In 1918 Kolbe was ordained a priest having entered the Franciscan order in 1907.  He was part of a group who published pamphlets often critical of the Nazi authoritiesand was eventually arrested and sent to Auschwitz.  Continuing to act as a priest, Kolbe was subjected to violent harassment, including beating and lashings, and once had to be smuggled to a prison hospital by friendly inmates. At the end of July 1941, ten prisoners disappeared from the camp, prompting SS-Hauptsturmführer Karl Fritzsch, the deputy camp commander, to pick 10 men to be starved to death in an underground bunker to deter further escape attempts. When one of the selected men, Franciszek Gajowniczek, cried out, “My wife! My children!”, Kolbe volunteered to take his place.
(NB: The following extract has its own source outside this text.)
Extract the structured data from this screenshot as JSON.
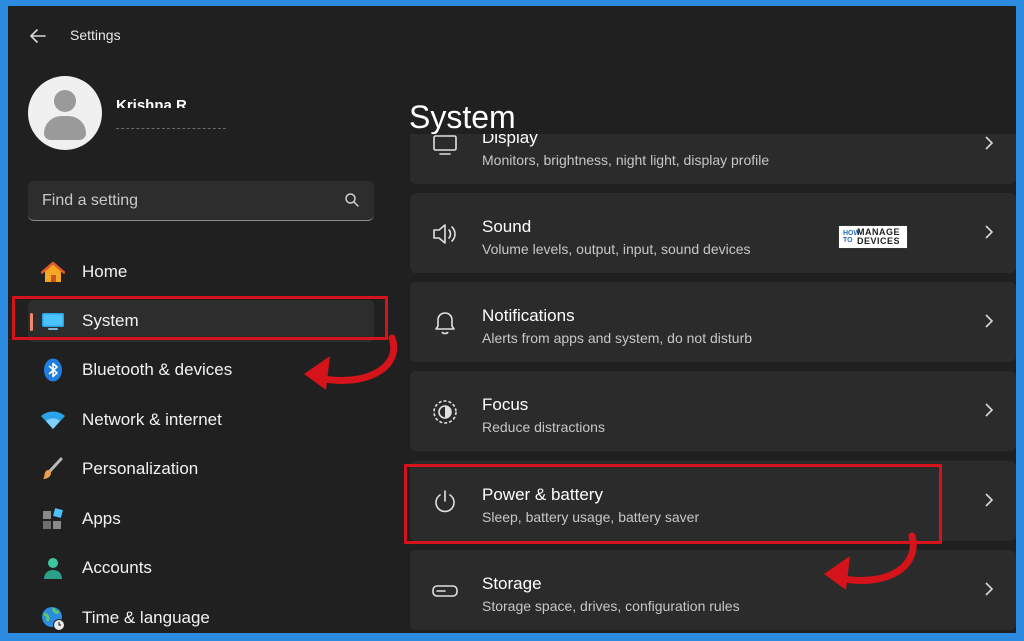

According to an eye witness, an assistant janitor at that time, in his prison cell, Kolbe led the prisoners in prayer to Our Lady. Each time the guards checked on him, he was standing or kneeling in the middle of the cell and looking calmly at those who entered. After two weeks of dehydration and starvation, only Kolbe remained alive. “The guards wanted the bunker emptied, so they gave Kolbe a lethal injection of carbolic acid. Kolbe is said to have raised his left arm and calmly waited for the deadly injection. He died on August 14. His remains were cremated on 15 August, the feast day of the Assumption of Mary.

Source : Wikipedia